No major impact of ransomware cyberattack on India

Posted May 23, 2017

In its latest update on the cyberattack, Europol said it was the largest ransomware attack observed in history. Then it takes over your computer and encrypts all your files.

Reports suggest that over two lakh systems globally could have been infected by the malicious software that blocks access to data unless a ransom is paid. The ransomware locks up the computer with the group which carried out the attack asking for $300 payment in bitcoins to send an unlock key. There are some that create pop-ups that are hard or impossible to close, rendering the machine hard or impossible to use. Sunnyvale-based security firm ProofPoint says one of its employees in France first noticed WannaCry's digital "signature" matched up with the purported NSA code leaked by the Shadow Brokers.

President Vladimir Putin said there was no significant damage to Russian institutions such as banks and hospitals, but asserted the incident was worrisome and warranted immediate talks on a serious political level.
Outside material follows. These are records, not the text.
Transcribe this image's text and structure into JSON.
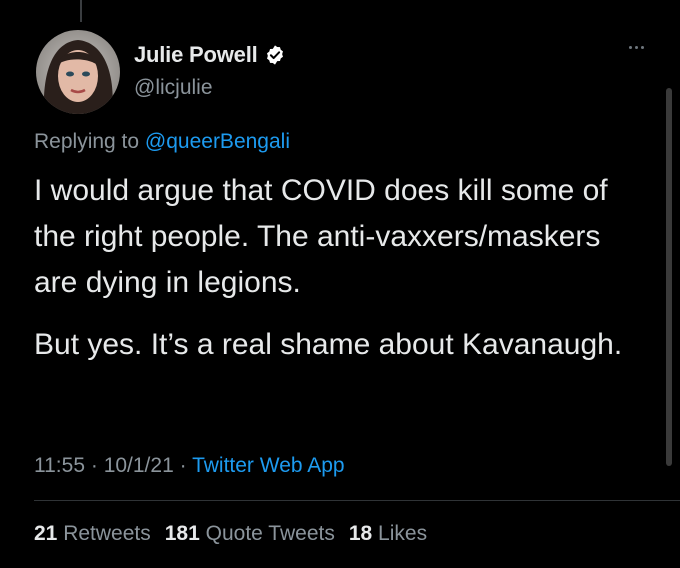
{
  "author": {
    "display_name": "Julie Powell",
    "handle": "@licjulie",
    "verified": true
  },
  "reply": {
    "prefix": "Replying to",
    "mention": "@queerBengali"
  },
  "tweet": {
    "paragraph_1": "I would argue that COVID does kill some of the right people. The anti-vaxxers/maskers are dying in legions.",
    "paragraph_2": "But yes. It’s a real shame about Kavanaugh."
  },
  "meta": {
    "time": "11:55",
    "separator": "·",
    "date": "10/1/21",
    "source": "Twitter Web App"
  },
  "stats": {
    "retweets_count": "21",
    "retweets_label": "Retweets",
    "quotes_count": "181",
    "quotes_label": "Quote Tweets",
    "likes_count": "18",
    "likes_label": "Likes"
  },
  "colors": {
    "background": "#000000",
    "text": "#e7e9ea",
    "secondary_text": "#8b949b",
    "link": "#1d9bf0",
    "verified_badge": "#ffffff"
  },
  "icons": {
    "verified": "verified-badge-icon",
    "more": "more-options-icon"
  }
}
What is so special about Wannacry?

But, as the world grapples to overcome the effect of "WannaCry", and even though it has even managed to halt its spread, the ransomware has evolved into numerous new variants over the weekend.

This means that it gets into your computer and looks for other computers to try and spread itself as far and wide as possible.

According to Microsoft's blog, older versions of Windows that are no longer supported by Microsoft were vulnerable, which includes Windows 8 and Windows XP, which the majority of NHS Trusts were running. Many security firms are already aware of WannaCry in past forms and most are looking at this one right now to see how it might be stopped.

Microsoft says government hoarding of hacking tools is partly to blame for the cyberattacks that crippled computer systems around the world on Friday.

Bkav recommends that all computer users immediately install updates and security patches and hotfixes via Windows Update.

The so-called WannaCry cyberattack has affected hundreds of thousands of computers by exploiting vulnerabilities in Microsoft's Windows XP software, creating havoc around the world.

On top of that, the NSA would likely be able to claim that it is shielded from liability under the doctrine of sovereign immunity, which says that the government can not be sued over carrying out its official duties.

A Microsoft spokesman reached Sunday said the company had no comment.